Morco grants his skin to druids who can best him in a test of strength. When he deigns to speak, he speaks slowly and often has trouble using the right word. Those who are weak should fear him, and those who are strong can expect to be tested.
Spirit of the Thorn Trees at the feet of the Bulwark Mountains, Nuinn’s temperment changes with the seasons. In spring he is merry, delighting in beauty and fortune. The rest of the year, he finds fear itself beautiful, wreaking havoc on those in his domain just to see their fear. He dwells in a secret grove close to the mortal town of Arkaley.
The Church of Our Triumphant Family

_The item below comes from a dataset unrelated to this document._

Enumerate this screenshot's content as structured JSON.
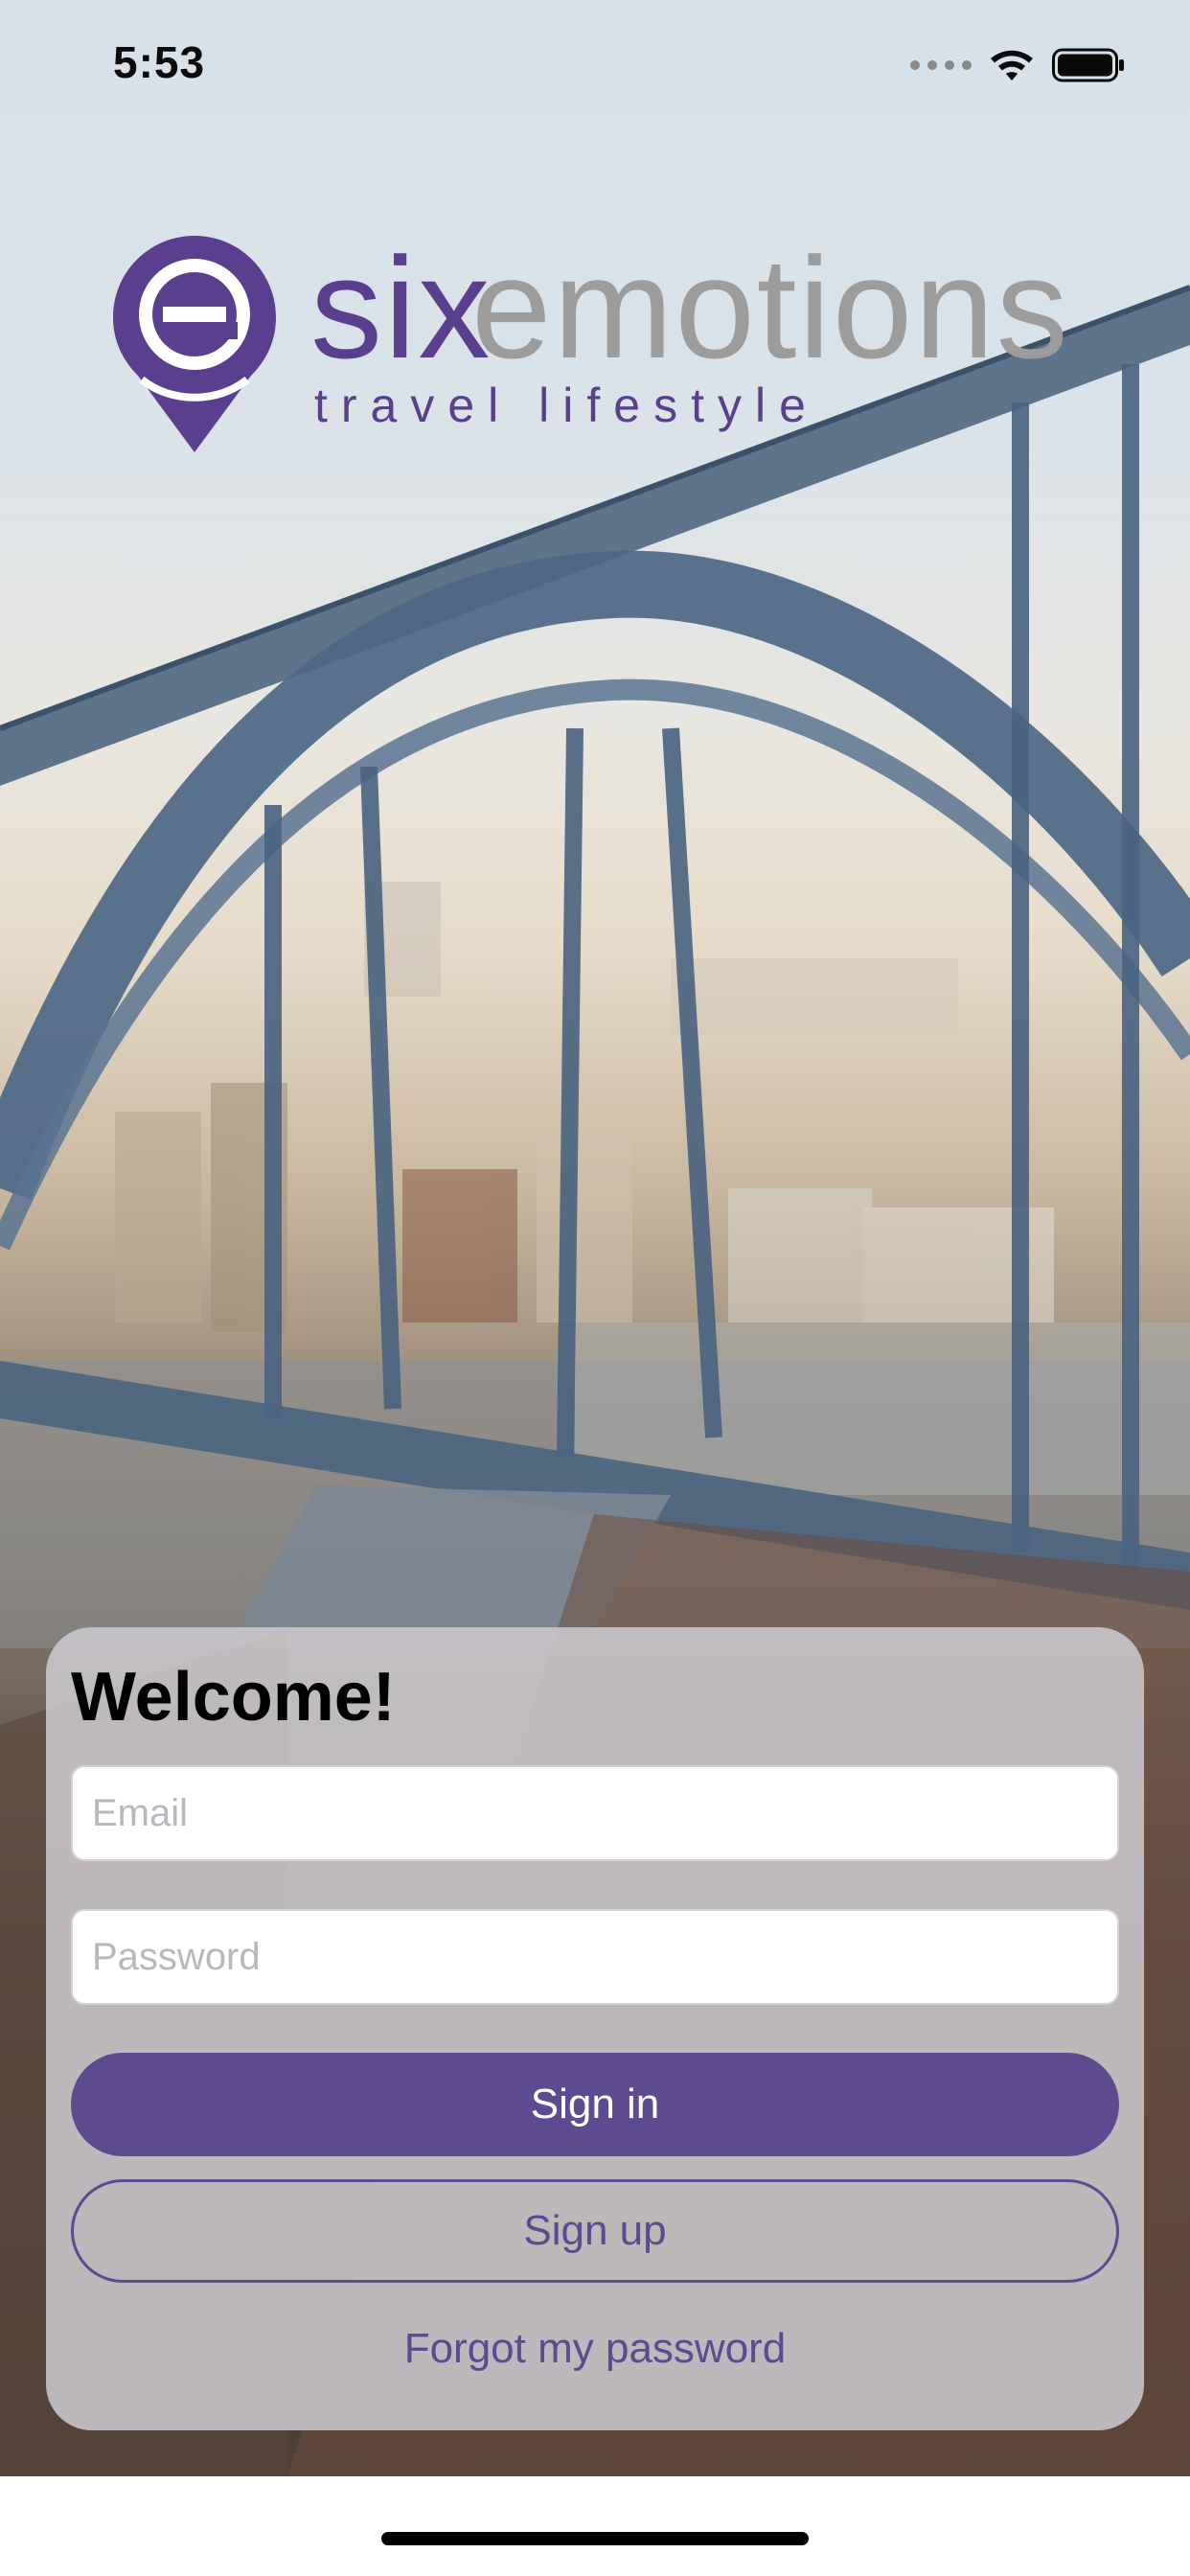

Having gained ground in Gloriana, the Church of Our Triumphant Family zealously spreads its teachings throughout the land. At its center is the story of a mother and father who lived a virtuous life and died in defense of their child. That child went on to become a prophet, healer and champion of virtue. The Church believes that the three are enshrined in a high place, above all other gods, bathed in the light of the Golden Tree.
While the Queen has definitely not forbidden the worship of other gods and spirits, clerics of the Triumphant Family do their best to draw attention away from the Old religion and towards their practices. They teach a doctrine of bravery, sacrifice and community that appeals to nobles and peasantry alike. Much of the support for the Church comes from a powerful order of knights, the Order of the Pendant. Knights of this order have a higher duty to the protection of the weak and vanquishing evil than to any monarch.
Prayers of this religion are usually addressed to Fearless Mother, Kind Father and Blessed Child
The Alfar do not speak of their gods. Their relationship to the divine is more nuanced that worship. They respect and revere the divine but do not serve it—instead, their gods seem to be sources of inspiration and role models.
The Huldra have their own gods and worship. They know the names of every river and tree in their lands, and are not afraid to use them.
The Path of Righteousness
Elam eschews traditional gods and worship. They instead practice the Path of Righteousness, a way of living handed down by a series of teachers who each discovered some step or route to take in the search for virtue and peace. There are many variant philosophies concerning the path, and vigorous debates over the merits of each are a time honored tradition amongst all educated citizens of Elam.
In the halls of the dwarven lords, rune-sages guard chambers carved with the endless names of the ancestors. While the various tribes of dwarves keep their vigil in different ways, all of them venerate those who have gone before. The oldest ancestors are incarnations of natural power — for the Snow and Wind dwarves, primeval storms; for the Ember dwarves, volcanoes. The Desert Dwarves venerate the Sun as the First Rjufa. Mountain dwarves have sacred peaks and caverns, the Hill dwarves grottos and valleys, and the people of the Gelmir worship the seas and sacred springs as First.
Not too long ago, a Volcano sacred to both the Rjufa and the people of the Nidavell lost its fire and died. This is seen as a terrible omen and a sign of doom to come—after all, if even the Gods can die, what does that say of their children?